I love Gorditas. They are a sort of maize masa-harina edible parcel that you can stuff with your favourite filling. They're also known as Itacates (from a Nahuatl term used to refer to food to take on a journey or into the fields). My mam has made them for years and it was one of my favourite supper dishes when I was a child. They're sold in food markets across Mexico and they are one of my top ten Mexican street foods. They are yummy, healthy and easy enough to prepare. They freeze well and are perfect to get rid of any leftovers. I made these stuffed with refried beans and my cascabel spiced turkey leftover recipe for New Years Eve, but you can fill them with potatoes & chorizo, beans and cheese, chorizo and cheese, or anything you can think of. It's the perfect dish to be creative.
The secret of these Gorditas is in having everything you need, where you need it, when you need it. After that, it's all in the clapping. I've seen ladies in the street markets making gorditas in three 'claps' (this will all make sense when you read the recipe), so I am going to give you a word of advise: be patient with yourself and expect to make a few mistakes the first time. Just keep in mind that practice makes perfect!
Begin by boiling the kettle and let the water rest for a while. The water for this recipe must be very hot, but not boiling. Put your masa-harina and salt in a mixing bowl. Add the oil and hot water and using a fork, mix this into a dough. Don't use your fingers until the dough has cooled down a bit or you might get burnt.
While the dough cools down a bit, half fill a bowl of fresh water and place it next to the dough. Also start heating your non-stick pan dry (i.e. no oil or butter on it). Place the knife near the hob on top of a plate and have some kitchen paper towels near by to wipe the knife clean every now and then. By now, your preparation is done and the dough should be easier to handle with your hands.
There are two very important things to make gorditas: your dough must be moist and warm and you should keep your hands wet (hence the bowl of fresh water near the dough). So before you start, wet your hands. I'm right handed, so instructions here are for right handed people, if you're left handed, adjust accordingly. Grab some dough and shape it into a ball the size of a golf ball. Place it on the wet palm of your left hand and with the fingers of your right hand, clap it flat. Repeat the clap about six times, moving your left hand from horizontal into a vertical position.
This sounds far worse than it actually is, so I have illustrated the movement on this video. Watch it a few times to get the knack of it. This is the most difficult part of the gordita making process and believe you me, you'll have the clapping down to an art after a few goes.

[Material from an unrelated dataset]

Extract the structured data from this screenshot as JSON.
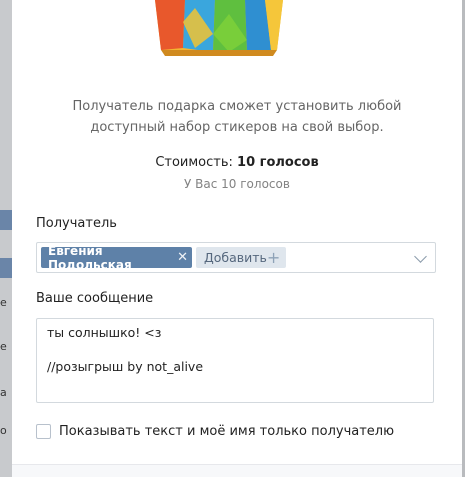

Once you have reached the desire size and shape of your gordita, place it on the hot pan at medium heat. Leave it for 5 seconds and, using your egg lifter, flip it to cook the other side. Cook this size in full, for about 2 minutes, before flipping it back to finish the cooking of the first side. This method of cooking the gorditas very little at first on one side, gives the gordita its structure. It also creates the top side (the one you cook for 5 seconds first and then finish off cooking later) and the bottom and stronger side of the gordita (the one you fully cook in one go). All this will make your gordita easy to cut open and fill. When you have enough practice, you'll be able to cook several gorditas at a time.
As soon as the gordita is cooked, take it out of the heat and place it in the plate next to the hob (the one you prepared before with the serrated knife close by). Leave it rest while you clap the next gordita, but as soon as you can (preferably while the other gordita cooks), use the serrated knife to slice the gordita open. Do not cut it open all the way, leave a quarter attached so that you can open it and fill it easily without detaching the cap or top side. If you do not cut your gorditas open while they're still hot, it will be very difficult to do it later. Don't worry if they look a little doughy inside, it is natural and any excess dough will come off in the knife, every time this happens, just wipe the knife clean with the kitchen paper towel before you go and cut another one open. Enlist the help of a friend or loved one if you want, it is really enjoyable to work with someone else in the kitchen.
When the gordita is cut open, you can stuff it with your favourite filling. I used the back of a teaspoon to put some refried beans on the bottom and then placed a spoonful of my turkey filling over the beans. The beans not only add flavour, but also act like a glue on the filling. Place your filled gordita on a wire rack to cool. If you are eating them straight away, once you have then done, put them in a baking tray and do a quick re-heat in the oven for 5 minutes at 160 Celsius. If you are freezing them, wait till they are completely cold and store them in an airtight container or a sip-lock bag. Use greaseproof paper to separate layers of gorditas and to prevent any sticking. Defrost for a couple of hours and heat on a dry pan or in the oven as above.
My mother taught me to make this dish recently. I've always loved them, but never learned to make them, so last summer while I was in Mexico, I asked her to show me how. It was the loveliest thing to do. We shared the space in the kitchen, she worked away for a while and I watched (no measurements for that woman, everything is a little bit of this, a bunch of that or a fistful of that), then I had a go at it until I got the clapping technique right. I hope you enjoy them, my Irish family certainly did!